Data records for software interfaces
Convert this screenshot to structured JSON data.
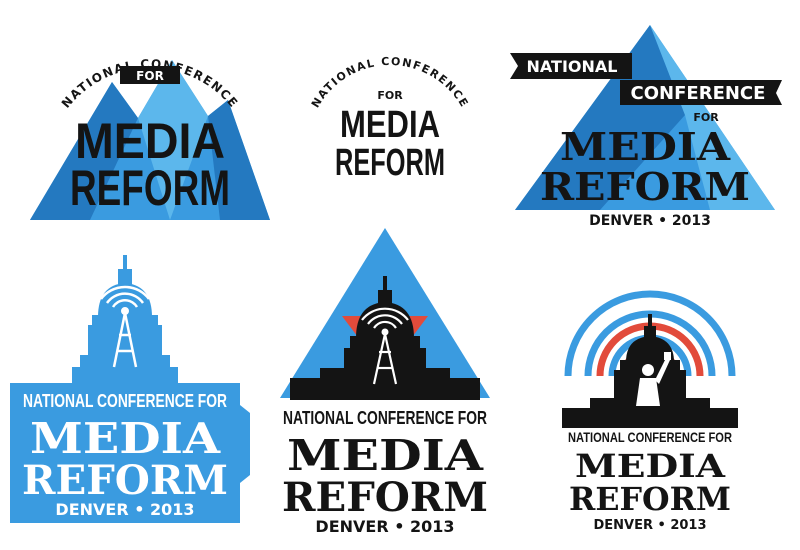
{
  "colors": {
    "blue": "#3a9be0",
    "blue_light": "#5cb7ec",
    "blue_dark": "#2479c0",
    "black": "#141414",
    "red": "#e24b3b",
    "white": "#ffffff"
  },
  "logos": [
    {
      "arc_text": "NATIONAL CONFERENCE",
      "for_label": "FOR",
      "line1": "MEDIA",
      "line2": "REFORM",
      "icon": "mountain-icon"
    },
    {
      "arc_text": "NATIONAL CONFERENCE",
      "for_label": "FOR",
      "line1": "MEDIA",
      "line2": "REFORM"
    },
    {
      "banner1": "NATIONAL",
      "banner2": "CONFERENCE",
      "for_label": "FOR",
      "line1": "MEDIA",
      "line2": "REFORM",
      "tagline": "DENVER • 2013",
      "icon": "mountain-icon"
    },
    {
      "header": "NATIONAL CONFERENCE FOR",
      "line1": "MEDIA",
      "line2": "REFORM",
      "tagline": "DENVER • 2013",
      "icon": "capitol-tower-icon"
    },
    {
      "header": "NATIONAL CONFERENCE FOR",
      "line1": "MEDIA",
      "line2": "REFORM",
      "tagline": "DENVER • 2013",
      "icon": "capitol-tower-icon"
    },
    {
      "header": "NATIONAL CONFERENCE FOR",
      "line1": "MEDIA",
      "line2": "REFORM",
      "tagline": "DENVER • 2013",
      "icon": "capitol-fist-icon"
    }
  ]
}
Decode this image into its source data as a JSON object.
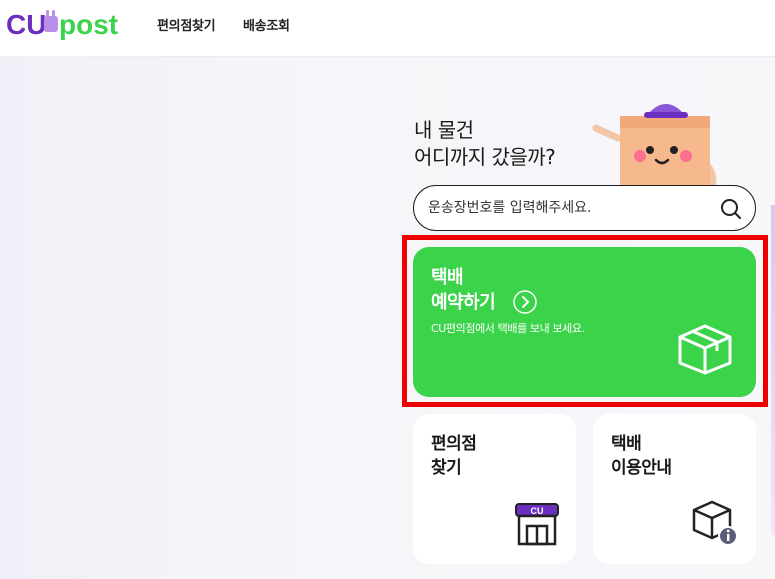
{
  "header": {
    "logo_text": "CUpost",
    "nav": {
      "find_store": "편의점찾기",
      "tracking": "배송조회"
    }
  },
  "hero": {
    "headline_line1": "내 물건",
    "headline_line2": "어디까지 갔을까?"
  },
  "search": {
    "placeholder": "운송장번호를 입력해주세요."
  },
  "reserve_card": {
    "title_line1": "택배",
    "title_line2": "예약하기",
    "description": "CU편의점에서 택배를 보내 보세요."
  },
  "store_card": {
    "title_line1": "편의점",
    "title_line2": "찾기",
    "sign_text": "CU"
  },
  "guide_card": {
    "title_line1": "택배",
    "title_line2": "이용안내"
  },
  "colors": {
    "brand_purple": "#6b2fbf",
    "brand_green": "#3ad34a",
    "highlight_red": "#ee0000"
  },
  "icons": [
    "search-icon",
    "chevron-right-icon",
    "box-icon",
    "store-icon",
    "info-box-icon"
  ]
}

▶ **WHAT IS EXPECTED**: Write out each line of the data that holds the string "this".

▶ **RESPONSE**:
Convert this screenshot to structured JSON data.
Decode this image into its source data as a JSON object.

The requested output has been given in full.